Springer Nature remains neutral with regard to jurisdictional claims in published maps and institutional affiliations.

Rights and permissions

Open Access This article is licensed under a Creative Commons Attribution 4.0 International License, which permits use, sharing, adaptation, distribution and reproduction in any medium or format, as long as you give appropriate credit to the original author(s) and the source, provide a link to the Creative Commons licence, and indicate if changes were made. The images or other third party material in this article are included in the article's Creative Commons licence, unless indicated otherwise in a credit line to the material. If material is not included in the article's Creative Commons licence and your intended use is not permitted by statutory regulation or exceeds the permitted use, you will need to obtain permission directly from the copyright holder. To view a copy of this licence, visit The Creative Commons Public Domain Dedication waiver ( applies to the data made available in this article, unless otherwise stated in a credit line to the data.

Reprints and Permissions

About this article

Verify currency and authenticity via CrossMark

Cite this article

Lim, S., Wyatt, L.C., Mammen, S. et al. Implementation of a multi-level community-clinical linkage intervention to improve glycemic control among south Asian patients with uncontrolled diabetes: study protocol of the DREAM initiative.

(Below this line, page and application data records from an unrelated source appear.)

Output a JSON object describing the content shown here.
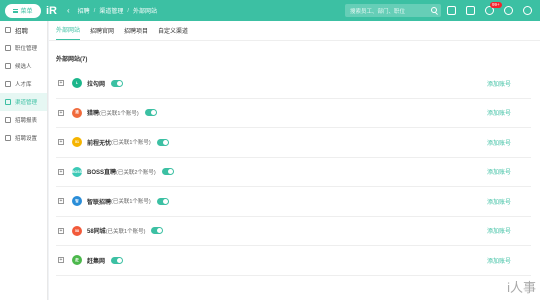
{
  "topbar": {
    "menu_label": "菜单",
    "logo_text": "iR",
    "back_icon": "arrow-left-icon",
    "breadcrumbs": [
      "招聘",
      "渠道管理",
      "外部网站"
    ],
    "search_placeholder": "搜索员工、部门、职位",
    "notification_count": "99+"
  },
  "sidebar": {
    "items": [
      {
        "label": "招聘",
        "icon": "doc-icon"
      },
      {
        "label": "职位管理",
        "icon": "briefcase-icon"
      },
      {
        "label": "候选人",
        "icon": "users-icon"
      },
      {
        "label": "人才库",
        "icon": "talent-icon"
      },
      {
        "label": "渠道管理",
        "icon": "channel-icon"
      },
      {
        "label": "招聘报表",
        "icon": "chart-icon"
      },
      {
        "label": "招聘设置",
        "icon": "settings-icon"
      }
    ]
  },
  "tabs": [
    "外部网站",
    "招聘官网",
    "招聘项目",
    "自定义渠道"
  ],
  "section_title": "外部网站(7)",
  "channels": [
    {
      "name": "拉勾网",
      "note": "",
      "color": "#1bb68b",
      "icon_text": "L"
    },
    {
      "name": "猎聘",
      "note": "(已关联1个账号)",
      "color": "#f06a3b",
      "icon_text": "猎"
    },
    {
      "name": "前程无忧",
      "note": "(已关联1个账号)",
      "color": "#f5b400",
      "icon_text": "51"
    },
    {
      "name": "BOSS直聘",
      "note": "(已关联2个账号)",
      "color": "#3cc9b6",
      "icon_text": "BOSS"
    },
    {
      "name": "智联招聘",
      "note": "(已关联1个账号)",
      "color": "#2a8dd8",
      "icon_text": "智"
    },
    {
      "name": "58同城",
      "note": "(已关联1个账号)",
      "color": "#f25a3a",
      "icon_text": "58"
    },
    {
      "name": "赶集网",
      "note": "",
      "color": "#4cb84c",
      "icon_text": "赶"
    }
  ],
  "add_account_label": "添加账号",
  "watermark": "i人事"
}
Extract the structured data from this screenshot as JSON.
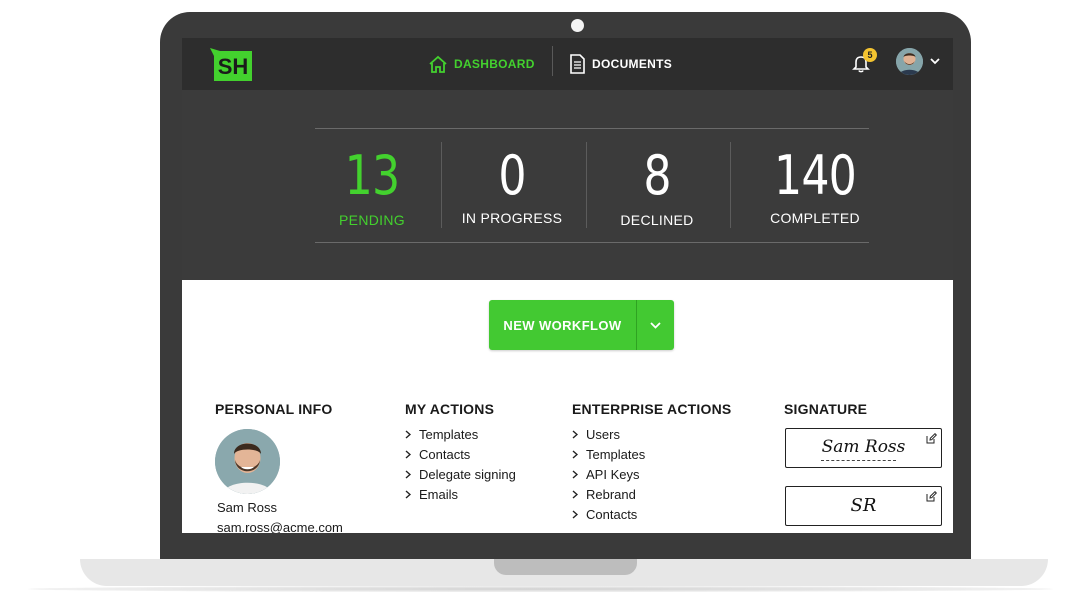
{
  "app": {
    "logo_text": "SH",
    "brand_color": "#43d12e"
  },
  "nav": {
    "dashboard_label": "DASHBOARD",
    "documents_label": "DOCUMENTS",
    "notification_count": "5"
  },
  "stats": [
    {
      "value": "13",
      "label": "PENDING",
      "active": true
    },
    {
      "value": "0",
      "label": "IN PROGRESS",
      "active": false
    },
    {
      "value": "8",
      "label": "DECLINED",
      "active": false
    },
    {
      "value": "140",
      "label": "COMPLETED",
      "active": false
    }
  ],
  "workflow_button": {
    "label": "NEW WORKFLOW"
  },
  "personal_info": {
    "title": "PERSONAL INFO",
    "name": "Sam Ross",
    "email": "sam.ross@acme.com"
  },
  "my_actions": {
    "title": "MY ACTIONS",
    "items": [
      "Templates",
      "Contacts",
      "Delegate signing",
      "Emails"
    ]
  },
  "enterprise_actions": {
    "title": "ENTERPRISE ACTIONS",
    "items": [
      "Users",
      "Templates",
      "API Keys",
      "Rebrand",
      "Contacts"
    ]
  },
  "signature": {
    "title": "SIGNATURE",
    "full_signature": "Sam Ross",
    "initials": "SR"
  }
}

BMC Endocr Disord 21, 233 (2021).

Download citation


  • South Asian
  • Community health workers
  • Electronic health records
  • Diabetes management
  • Community-based participatory research
  • Health disparities
  • Structural determinants of health